**INSTRUCTIONS TO FOLLOW:** Check each line of the entries for "Group" and report the ones that have it.

**INFORMATION PROVIDED:**
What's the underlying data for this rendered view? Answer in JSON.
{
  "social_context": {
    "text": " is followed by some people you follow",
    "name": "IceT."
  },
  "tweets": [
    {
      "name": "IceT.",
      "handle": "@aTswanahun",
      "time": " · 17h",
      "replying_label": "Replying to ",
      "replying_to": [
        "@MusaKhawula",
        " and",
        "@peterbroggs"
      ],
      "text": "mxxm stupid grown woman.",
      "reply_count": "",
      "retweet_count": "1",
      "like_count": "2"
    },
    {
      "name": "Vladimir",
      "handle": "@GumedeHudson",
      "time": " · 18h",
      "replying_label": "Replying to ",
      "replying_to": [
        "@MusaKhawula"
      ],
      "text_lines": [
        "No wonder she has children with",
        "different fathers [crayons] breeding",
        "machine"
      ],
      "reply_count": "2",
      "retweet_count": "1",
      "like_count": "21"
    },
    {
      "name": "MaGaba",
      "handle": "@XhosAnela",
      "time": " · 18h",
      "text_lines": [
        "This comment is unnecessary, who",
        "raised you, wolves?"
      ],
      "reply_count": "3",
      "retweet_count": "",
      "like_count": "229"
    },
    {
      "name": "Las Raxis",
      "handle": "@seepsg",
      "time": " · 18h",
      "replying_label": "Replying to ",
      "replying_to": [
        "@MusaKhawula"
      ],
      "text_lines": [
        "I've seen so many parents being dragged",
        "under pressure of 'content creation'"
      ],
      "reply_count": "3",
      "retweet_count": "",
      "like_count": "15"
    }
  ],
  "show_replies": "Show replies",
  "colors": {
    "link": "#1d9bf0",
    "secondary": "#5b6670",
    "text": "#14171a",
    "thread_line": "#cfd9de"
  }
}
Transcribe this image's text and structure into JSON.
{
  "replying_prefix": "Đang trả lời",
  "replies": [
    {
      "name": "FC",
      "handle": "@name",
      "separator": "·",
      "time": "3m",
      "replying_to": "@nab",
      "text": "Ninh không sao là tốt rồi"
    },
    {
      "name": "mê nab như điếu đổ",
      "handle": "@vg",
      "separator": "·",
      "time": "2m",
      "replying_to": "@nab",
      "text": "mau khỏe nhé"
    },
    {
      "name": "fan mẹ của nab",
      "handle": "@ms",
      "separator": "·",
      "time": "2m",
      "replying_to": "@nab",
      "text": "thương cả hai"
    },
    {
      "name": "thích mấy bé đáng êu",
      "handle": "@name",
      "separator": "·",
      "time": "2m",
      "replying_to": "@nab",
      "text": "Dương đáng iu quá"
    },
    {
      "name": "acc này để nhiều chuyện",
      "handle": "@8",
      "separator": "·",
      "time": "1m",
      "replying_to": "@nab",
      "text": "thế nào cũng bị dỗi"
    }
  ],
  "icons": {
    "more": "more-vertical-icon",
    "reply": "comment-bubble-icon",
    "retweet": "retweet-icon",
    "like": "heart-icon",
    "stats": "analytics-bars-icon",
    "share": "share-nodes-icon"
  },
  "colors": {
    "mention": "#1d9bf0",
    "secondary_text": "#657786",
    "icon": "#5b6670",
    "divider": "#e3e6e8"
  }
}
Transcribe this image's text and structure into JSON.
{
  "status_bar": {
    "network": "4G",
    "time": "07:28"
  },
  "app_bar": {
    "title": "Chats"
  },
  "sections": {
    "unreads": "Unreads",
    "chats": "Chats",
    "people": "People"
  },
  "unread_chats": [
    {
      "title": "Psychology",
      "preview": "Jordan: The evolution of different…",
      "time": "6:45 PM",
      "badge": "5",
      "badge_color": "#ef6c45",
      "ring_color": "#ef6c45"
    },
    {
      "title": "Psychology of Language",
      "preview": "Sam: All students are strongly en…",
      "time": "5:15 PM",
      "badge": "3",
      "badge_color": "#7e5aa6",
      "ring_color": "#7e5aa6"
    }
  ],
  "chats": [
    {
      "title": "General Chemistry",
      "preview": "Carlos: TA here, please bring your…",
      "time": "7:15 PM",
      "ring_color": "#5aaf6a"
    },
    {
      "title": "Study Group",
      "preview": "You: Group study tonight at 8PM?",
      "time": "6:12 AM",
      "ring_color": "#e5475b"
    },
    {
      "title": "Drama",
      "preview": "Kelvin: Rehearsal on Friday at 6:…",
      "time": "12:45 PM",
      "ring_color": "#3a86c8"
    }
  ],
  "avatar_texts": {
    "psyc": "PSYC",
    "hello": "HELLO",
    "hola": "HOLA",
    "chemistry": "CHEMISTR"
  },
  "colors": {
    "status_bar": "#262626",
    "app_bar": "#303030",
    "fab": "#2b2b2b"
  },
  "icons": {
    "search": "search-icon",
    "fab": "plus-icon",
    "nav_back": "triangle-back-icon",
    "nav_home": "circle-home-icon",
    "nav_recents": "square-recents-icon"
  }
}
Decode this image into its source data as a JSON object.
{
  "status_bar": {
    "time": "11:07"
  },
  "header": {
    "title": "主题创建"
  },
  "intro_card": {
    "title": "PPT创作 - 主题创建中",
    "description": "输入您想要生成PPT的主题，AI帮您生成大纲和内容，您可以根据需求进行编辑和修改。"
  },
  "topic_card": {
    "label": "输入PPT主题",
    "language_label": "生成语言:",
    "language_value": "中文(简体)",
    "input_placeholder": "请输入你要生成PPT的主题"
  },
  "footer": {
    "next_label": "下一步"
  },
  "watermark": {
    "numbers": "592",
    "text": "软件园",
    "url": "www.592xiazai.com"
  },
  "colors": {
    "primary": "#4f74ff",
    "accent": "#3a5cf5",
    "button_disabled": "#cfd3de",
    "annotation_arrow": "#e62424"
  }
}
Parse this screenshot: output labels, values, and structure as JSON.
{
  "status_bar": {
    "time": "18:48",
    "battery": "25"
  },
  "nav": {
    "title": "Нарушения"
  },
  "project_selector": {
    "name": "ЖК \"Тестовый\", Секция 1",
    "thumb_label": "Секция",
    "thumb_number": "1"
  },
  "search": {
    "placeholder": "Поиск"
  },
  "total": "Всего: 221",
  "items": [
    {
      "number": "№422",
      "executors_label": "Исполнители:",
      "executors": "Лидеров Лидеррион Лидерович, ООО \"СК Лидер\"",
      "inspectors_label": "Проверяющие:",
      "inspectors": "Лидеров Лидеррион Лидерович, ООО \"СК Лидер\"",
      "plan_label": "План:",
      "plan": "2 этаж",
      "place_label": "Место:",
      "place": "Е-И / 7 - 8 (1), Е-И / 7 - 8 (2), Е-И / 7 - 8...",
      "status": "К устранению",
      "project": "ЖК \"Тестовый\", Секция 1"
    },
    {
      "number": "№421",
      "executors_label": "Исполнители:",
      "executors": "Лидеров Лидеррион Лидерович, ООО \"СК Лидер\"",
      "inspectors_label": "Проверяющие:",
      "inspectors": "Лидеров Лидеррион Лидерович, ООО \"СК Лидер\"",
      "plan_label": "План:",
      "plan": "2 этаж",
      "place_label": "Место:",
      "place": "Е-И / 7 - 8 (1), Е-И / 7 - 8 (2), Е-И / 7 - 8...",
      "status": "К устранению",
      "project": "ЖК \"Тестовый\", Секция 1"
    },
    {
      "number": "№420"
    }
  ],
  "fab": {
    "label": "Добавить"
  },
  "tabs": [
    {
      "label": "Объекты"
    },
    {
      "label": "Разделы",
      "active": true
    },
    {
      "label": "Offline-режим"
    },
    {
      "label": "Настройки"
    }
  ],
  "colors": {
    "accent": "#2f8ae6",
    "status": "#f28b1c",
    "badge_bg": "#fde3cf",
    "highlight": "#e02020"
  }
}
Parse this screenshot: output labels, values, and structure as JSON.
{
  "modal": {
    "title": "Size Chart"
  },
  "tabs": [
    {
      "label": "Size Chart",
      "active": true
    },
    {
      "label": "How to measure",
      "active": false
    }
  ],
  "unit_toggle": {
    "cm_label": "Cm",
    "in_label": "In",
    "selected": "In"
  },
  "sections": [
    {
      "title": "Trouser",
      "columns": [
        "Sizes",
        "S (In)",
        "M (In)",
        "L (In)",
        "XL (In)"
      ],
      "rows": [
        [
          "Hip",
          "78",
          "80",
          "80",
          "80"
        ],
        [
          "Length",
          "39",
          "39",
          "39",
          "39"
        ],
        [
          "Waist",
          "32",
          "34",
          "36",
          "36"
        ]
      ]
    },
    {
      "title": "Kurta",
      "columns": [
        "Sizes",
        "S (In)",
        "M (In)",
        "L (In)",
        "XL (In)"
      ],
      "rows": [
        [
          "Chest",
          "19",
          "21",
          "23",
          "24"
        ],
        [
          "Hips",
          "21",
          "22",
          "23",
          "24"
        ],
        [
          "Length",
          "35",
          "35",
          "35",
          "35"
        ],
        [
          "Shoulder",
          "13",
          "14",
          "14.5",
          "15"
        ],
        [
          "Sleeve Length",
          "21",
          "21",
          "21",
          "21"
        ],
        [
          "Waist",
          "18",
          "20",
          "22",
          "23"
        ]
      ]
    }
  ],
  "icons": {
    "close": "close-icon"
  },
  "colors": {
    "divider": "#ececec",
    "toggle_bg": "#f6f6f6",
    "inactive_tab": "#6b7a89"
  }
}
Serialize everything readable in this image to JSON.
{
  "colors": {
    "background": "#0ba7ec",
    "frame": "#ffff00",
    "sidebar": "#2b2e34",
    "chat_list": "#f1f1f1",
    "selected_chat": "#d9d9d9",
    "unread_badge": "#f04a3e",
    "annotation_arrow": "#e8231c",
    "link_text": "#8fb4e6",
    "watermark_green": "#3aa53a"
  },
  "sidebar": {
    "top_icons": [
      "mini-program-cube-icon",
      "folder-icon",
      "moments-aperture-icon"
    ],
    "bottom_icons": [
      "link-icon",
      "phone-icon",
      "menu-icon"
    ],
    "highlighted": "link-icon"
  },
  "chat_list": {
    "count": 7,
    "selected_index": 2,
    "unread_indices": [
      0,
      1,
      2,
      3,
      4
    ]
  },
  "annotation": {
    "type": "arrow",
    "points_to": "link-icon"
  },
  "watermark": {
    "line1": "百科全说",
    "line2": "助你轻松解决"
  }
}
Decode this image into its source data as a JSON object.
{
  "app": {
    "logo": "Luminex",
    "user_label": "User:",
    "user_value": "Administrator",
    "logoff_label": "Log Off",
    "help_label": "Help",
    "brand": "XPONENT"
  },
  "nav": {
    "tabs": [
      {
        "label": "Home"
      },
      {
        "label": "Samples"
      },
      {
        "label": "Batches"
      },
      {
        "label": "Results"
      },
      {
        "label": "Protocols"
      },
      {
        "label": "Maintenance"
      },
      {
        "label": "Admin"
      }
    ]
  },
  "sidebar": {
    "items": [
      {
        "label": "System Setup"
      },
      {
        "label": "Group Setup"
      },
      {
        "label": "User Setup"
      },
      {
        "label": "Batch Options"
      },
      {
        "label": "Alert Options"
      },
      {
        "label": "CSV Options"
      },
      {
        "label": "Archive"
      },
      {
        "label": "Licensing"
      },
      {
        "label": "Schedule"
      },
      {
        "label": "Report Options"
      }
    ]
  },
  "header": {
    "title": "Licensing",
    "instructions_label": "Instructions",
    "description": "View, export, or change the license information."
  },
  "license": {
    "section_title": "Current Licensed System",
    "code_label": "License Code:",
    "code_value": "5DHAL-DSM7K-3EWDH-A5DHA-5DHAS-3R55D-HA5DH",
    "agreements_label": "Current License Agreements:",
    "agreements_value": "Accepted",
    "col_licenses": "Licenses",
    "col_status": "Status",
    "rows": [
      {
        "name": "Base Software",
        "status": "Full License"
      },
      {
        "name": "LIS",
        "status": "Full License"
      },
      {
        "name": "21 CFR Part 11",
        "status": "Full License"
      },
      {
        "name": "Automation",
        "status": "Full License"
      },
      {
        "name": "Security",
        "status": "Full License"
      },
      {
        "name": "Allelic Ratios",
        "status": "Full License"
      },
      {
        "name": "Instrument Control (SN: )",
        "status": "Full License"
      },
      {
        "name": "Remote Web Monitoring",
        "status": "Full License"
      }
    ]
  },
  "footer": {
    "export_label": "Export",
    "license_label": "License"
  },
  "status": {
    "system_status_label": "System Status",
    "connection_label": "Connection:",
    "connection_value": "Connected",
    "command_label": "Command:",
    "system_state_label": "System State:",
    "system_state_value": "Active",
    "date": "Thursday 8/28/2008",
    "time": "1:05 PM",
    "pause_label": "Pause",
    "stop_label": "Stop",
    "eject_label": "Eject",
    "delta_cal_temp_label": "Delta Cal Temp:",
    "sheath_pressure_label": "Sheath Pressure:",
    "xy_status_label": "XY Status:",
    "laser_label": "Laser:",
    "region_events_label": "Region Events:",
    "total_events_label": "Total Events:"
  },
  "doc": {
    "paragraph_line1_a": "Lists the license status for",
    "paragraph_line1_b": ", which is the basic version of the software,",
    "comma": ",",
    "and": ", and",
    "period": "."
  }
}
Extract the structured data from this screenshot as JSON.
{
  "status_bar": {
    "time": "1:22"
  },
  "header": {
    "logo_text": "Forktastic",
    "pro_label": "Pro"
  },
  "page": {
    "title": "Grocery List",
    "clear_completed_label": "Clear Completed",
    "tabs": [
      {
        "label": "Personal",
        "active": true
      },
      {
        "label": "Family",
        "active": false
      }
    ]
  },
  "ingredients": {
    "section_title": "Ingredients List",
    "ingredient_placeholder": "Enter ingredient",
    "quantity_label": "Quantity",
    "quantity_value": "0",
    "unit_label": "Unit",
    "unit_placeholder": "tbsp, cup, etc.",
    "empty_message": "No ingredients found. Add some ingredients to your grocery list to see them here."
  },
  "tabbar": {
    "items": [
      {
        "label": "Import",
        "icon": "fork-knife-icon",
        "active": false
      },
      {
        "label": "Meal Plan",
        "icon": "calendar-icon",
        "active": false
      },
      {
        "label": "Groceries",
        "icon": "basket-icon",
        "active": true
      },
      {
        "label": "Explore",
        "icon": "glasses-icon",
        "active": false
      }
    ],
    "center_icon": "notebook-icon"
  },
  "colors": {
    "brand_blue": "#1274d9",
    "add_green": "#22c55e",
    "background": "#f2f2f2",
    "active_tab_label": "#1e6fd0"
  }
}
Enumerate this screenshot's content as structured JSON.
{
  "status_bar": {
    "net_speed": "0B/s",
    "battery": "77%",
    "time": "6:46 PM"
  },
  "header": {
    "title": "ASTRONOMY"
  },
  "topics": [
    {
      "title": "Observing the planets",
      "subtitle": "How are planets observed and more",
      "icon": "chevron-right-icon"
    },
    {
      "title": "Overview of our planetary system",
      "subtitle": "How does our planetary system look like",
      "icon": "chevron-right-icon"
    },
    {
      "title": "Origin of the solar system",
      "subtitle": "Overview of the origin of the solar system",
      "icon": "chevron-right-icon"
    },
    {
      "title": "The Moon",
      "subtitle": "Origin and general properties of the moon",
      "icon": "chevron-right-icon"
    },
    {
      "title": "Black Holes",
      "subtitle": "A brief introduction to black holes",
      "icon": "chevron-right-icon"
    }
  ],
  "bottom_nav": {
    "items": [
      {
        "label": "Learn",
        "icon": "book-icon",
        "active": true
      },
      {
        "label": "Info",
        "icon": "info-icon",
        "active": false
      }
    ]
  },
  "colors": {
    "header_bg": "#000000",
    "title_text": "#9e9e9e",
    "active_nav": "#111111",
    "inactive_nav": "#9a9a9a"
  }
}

**EXERCISE RESULT:**
      "title": "Study Group",
      "preview": "You: Group study tonight at 8PM?",
        "label": "Group Setup"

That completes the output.